[EXERCISE MATERIALS Boundary: Start]

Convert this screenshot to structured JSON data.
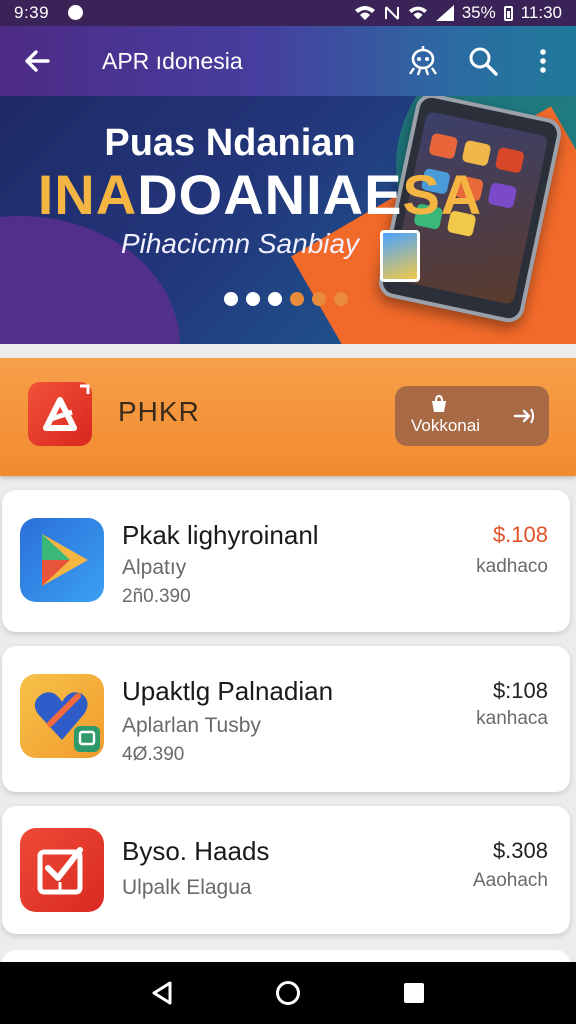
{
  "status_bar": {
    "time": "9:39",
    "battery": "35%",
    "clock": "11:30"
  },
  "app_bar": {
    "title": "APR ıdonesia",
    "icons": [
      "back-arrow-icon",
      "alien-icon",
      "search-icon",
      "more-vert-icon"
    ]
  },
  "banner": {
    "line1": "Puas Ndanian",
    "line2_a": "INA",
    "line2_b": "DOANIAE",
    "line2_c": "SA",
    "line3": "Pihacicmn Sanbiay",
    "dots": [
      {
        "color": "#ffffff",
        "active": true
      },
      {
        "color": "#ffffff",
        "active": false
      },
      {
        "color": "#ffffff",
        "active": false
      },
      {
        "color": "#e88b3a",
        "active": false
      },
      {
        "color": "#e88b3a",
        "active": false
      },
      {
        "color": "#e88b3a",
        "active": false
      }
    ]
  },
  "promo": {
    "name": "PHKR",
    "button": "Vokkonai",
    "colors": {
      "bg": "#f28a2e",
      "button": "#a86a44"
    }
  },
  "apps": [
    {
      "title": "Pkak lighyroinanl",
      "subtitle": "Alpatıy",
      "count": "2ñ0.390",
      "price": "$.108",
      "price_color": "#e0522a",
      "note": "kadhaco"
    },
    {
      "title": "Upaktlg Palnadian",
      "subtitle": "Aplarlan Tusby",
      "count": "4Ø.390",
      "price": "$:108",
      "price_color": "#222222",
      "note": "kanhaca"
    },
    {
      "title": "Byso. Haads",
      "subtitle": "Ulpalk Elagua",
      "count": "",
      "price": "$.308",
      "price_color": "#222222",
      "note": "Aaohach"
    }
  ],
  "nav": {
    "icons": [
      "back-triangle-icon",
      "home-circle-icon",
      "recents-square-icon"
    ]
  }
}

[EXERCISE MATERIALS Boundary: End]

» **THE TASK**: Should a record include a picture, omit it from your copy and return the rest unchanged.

» **EXERCISE ANSWER**:
Convert this screenshot to structured JSON data.
{
  "status_bar": {
    "time": "9:39",
    "battery": "35%",
    "clock": "11:30"
  },
  "app_bar": {
    "title": "APR ıdonesia",
    "icons": [
      "back-arrow-icon",
      "alien-icon",
      "search-icon",
      "more-vert-icon"
    ]
  },
  "banner": {
    "line1": "Puas Ndanian",
    "line2_a": "INA",
    "line2_b": "DOANIAE",
    "line2_c": "SA",
    "line3": "Pihacicmn Sanbiay",
    "dots": [
      {
        "color": "#ffffff",
        "active": true
      },
      {
        "color": "#ffffff",
        "active": false
      },
      {
        "color": "#ffffff",
        "active": false
      },
      {
        "color": "#e88b3a",
        "active": false
      },
      {
        "color": "#e88b3a",
        "active": false
      },
      {
        "color": "#e88b3a",
        "active": false
      }
    ]
  },
  "promo": {
    "name": "PHKR",
    "button": "Vokkonai",
    "colors": {
      "bg": "#f28a2e",
      "button": "#a86a44"
    }
  },
  "apps": [
    {
      "title": "Pkak lighyroinanl",
      "subtitle": "Alpatıy",
      "count": "2ñ0.390",
      "price": "$.108",
      "price_color": "#e0522a",
      "note": "kadhaco"
    },
    {
      "title": "Upaktlg Palnadian",
      "subtitle": "Aplarlan Tusby",
      "count": "4Ø.390",
      "price": "$:108",
      "price_color": "#222222",
      "note": "kanhaca"
    },
    {
      "title": "Byso. Haads",
      "subtitle": "Ulpalk Elagua",
      "count": "",
      "price": "$.308",
      "price_color": "#222222",
      "note": "Aaohach"
    }
  ],
  "nav": {
    "icons": [
      "back-triangle-icon",
      "home-circle-icon",
      "recents-square-icon"
    ]
  }
}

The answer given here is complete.